▶ **Description of the task**
Scan the records for "active". Report each line that includes it.

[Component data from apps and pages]
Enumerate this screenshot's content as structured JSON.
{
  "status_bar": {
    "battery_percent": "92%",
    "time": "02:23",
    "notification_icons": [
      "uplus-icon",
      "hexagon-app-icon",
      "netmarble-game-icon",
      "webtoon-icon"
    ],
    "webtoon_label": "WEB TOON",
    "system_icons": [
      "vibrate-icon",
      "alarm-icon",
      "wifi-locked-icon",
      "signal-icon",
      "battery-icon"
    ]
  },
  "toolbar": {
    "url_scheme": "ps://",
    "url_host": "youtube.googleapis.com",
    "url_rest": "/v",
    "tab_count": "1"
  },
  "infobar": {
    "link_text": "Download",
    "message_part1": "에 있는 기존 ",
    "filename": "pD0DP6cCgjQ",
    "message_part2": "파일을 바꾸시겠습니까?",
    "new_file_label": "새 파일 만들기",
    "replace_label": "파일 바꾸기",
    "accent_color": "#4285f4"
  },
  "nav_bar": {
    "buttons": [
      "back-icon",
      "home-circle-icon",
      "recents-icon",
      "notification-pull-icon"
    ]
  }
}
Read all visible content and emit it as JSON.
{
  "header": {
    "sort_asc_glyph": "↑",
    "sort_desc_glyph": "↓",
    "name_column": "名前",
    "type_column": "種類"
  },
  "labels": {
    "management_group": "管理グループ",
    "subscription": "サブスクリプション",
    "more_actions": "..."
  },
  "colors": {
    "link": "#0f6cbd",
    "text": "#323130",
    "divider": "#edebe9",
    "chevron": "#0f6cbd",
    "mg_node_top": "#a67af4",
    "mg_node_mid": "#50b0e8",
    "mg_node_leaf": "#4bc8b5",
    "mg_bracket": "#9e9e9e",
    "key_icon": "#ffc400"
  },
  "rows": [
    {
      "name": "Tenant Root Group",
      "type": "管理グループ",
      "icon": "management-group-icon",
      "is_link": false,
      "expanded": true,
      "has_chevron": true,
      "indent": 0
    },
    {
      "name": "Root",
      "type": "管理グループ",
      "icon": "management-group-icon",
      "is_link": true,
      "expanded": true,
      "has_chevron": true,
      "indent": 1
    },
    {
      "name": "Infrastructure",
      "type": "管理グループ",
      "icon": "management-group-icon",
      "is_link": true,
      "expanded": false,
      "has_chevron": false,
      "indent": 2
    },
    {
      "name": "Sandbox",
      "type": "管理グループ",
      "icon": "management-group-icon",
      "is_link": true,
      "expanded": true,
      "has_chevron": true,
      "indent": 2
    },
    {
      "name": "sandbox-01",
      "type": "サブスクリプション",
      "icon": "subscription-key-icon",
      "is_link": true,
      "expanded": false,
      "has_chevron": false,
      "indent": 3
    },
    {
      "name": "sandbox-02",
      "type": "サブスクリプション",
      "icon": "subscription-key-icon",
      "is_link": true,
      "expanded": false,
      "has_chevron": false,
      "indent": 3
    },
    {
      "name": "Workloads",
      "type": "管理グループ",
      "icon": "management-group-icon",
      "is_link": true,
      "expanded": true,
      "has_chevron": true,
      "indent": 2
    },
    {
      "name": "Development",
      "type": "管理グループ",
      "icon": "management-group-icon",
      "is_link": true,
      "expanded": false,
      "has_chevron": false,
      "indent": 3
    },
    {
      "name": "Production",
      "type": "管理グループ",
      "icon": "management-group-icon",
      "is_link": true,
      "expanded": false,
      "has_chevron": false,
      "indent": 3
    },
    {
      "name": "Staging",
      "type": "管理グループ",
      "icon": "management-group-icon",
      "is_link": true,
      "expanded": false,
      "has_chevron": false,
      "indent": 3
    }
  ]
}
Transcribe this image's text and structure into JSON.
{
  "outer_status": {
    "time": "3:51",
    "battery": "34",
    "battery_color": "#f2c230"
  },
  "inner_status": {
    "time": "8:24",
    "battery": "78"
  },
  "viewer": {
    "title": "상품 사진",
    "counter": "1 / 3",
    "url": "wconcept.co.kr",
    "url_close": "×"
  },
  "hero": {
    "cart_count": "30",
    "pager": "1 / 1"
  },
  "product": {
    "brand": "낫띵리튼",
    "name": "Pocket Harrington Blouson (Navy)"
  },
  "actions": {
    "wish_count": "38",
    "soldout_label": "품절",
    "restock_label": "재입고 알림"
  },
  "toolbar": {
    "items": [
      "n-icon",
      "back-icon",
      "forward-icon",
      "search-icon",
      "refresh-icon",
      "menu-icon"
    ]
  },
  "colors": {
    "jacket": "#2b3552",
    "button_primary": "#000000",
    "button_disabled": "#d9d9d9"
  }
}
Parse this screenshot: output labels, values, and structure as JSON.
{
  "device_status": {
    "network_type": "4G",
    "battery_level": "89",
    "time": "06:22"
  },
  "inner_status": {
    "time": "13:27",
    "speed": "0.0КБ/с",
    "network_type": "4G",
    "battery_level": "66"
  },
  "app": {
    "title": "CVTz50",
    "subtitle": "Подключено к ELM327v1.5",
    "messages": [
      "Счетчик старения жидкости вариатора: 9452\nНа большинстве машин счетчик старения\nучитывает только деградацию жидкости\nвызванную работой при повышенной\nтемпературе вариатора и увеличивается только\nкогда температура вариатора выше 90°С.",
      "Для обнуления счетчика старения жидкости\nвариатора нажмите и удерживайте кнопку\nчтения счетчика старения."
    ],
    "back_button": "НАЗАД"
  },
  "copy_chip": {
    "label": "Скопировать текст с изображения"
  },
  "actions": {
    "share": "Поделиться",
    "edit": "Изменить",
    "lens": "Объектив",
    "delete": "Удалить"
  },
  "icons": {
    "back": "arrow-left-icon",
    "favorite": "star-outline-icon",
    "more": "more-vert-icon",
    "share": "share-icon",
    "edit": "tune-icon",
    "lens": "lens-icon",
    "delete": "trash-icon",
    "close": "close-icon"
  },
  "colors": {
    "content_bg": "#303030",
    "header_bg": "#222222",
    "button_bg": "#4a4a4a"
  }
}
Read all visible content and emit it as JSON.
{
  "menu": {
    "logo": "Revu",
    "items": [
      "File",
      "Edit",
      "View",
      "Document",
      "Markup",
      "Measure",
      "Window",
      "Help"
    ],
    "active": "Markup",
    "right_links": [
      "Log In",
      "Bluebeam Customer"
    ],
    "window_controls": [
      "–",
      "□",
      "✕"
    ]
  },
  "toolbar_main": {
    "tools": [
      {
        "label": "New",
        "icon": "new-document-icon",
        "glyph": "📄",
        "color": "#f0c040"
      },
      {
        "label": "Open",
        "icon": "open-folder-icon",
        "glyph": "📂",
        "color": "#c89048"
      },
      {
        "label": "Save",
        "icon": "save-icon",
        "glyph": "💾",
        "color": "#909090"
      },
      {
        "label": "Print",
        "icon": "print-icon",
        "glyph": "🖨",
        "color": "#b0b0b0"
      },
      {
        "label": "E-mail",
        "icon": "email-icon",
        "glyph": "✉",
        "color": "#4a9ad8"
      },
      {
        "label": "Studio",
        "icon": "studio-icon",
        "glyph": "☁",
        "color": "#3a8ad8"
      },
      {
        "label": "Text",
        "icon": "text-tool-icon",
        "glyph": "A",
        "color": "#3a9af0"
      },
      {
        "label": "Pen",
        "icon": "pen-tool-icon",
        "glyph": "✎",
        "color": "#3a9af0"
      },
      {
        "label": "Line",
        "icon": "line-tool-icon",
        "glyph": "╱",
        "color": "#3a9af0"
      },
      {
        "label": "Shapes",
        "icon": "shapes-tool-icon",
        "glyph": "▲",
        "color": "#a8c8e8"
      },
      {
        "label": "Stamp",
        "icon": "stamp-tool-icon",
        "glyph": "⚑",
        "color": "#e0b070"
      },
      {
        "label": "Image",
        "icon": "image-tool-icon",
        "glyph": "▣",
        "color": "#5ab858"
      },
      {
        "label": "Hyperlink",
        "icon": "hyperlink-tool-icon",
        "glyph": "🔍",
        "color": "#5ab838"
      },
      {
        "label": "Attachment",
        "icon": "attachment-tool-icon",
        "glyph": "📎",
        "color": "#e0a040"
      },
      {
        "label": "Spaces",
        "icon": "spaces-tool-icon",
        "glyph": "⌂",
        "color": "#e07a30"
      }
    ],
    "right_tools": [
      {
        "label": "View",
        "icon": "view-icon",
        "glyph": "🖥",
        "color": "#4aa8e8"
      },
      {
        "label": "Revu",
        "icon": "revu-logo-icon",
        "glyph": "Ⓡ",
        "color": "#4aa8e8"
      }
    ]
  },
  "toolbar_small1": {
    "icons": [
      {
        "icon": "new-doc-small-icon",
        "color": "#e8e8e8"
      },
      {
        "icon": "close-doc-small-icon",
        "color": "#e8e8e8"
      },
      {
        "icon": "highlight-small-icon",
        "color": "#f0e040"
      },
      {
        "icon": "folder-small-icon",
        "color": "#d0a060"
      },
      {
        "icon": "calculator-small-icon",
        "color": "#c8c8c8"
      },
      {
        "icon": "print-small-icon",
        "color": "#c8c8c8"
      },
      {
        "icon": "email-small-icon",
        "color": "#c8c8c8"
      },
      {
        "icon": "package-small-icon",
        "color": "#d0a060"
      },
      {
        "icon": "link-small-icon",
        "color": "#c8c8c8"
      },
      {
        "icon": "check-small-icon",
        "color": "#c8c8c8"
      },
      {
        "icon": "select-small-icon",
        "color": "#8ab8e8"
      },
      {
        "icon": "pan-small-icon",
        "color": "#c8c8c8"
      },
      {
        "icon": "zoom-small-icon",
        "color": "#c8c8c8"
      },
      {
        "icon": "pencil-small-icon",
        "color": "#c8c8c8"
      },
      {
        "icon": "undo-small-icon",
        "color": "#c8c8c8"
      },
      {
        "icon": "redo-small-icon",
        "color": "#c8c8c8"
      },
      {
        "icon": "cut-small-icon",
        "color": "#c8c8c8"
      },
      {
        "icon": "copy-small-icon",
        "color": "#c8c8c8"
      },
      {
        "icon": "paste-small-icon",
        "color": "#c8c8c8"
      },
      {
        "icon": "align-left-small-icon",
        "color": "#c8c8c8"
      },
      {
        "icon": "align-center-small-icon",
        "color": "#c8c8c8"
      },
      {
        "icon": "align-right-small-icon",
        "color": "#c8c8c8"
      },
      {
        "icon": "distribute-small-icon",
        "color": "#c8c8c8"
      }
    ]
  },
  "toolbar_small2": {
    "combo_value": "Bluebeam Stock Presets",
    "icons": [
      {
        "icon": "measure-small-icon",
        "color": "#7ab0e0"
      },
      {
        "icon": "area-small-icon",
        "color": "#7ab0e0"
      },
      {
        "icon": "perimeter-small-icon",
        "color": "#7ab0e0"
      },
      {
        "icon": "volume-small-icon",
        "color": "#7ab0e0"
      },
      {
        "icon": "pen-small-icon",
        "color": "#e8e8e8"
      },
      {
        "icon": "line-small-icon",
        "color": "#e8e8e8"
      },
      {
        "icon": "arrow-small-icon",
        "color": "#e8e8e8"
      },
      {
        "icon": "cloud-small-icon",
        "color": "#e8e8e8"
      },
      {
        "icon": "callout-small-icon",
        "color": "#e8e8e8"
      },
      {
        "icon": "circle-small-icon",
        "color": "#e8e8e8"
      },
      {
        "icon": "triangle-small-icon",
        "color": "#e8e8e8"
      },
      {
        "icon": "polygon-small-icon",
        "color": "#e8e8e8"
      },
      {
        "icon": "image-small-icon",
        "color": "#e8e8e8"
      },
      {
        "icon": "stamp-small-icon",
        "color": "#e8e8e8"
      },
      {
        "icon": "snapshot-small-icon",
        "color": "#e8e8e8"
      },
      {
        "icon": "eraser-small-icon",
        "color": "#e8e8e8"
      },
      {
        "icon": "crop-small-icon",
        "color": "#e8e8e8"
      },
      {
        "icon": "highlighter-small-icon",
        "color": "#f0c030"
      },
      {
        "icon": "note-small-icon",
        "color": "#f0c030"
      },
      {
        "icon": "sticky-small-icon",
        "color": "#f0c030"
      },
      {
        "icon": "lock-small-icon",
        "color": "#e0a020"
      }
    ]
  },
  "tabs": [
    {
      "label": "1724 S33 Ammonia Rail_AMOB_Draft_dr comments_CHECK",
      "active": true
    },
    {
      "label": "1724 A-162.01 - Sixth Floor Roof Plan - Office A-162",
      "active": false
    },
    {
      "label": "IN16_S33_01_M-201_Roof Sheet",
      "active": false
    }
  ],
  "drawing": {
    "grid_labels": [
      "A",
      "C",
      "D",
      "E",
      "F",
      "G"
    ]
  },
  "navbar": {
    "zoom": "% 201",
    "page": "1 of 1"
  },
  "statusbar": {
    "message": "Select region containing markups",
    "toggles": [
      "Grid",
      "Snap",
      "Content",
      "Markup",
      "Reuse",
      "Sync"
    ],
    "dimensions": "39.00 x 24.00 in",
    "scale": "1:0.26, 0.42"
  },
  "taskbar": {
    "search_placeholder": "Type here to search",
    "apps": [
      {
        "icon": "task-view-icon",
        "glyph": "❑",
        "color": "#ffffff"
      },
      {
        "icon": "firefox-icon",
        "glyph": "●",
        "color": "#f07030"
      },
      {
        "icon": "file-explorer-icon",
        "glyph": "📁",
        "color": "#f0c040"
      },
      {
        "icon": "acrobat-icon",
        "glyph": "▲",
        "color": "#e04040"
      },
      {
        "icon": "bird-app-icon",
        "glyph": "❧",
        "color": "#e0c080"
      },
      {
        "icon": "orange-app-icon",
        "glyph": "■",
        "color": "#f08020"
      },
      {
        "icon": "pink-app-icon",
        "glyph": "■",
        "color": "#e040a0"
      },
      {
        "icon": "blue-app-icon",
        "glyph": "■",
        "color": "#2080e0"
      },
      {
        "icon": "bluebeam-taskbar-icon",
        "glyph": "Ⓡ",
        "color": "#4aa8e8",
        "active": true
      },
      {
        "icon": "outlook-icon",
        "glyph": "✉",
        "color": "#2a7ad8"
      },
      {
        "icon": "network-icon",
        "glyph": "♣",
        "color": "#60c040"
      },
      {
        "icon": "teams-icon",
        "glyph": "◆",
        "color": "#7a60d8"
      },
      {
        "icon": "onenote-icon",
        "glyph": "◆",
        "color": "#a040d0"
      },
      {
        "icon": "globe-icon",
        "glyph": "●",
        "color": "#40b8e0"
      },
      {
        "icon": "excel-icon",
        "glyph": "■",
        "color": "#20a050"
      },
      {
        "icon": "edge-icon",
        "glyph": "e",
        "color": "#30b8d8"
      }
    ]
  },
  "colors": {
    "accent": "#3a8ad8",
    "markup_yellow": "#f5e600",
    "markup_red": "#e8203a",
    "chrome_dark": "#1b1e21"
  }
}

▶ **Solution below**
    "active": "Markup",
      "active": true
      "active": false
      "active": false
        "active": true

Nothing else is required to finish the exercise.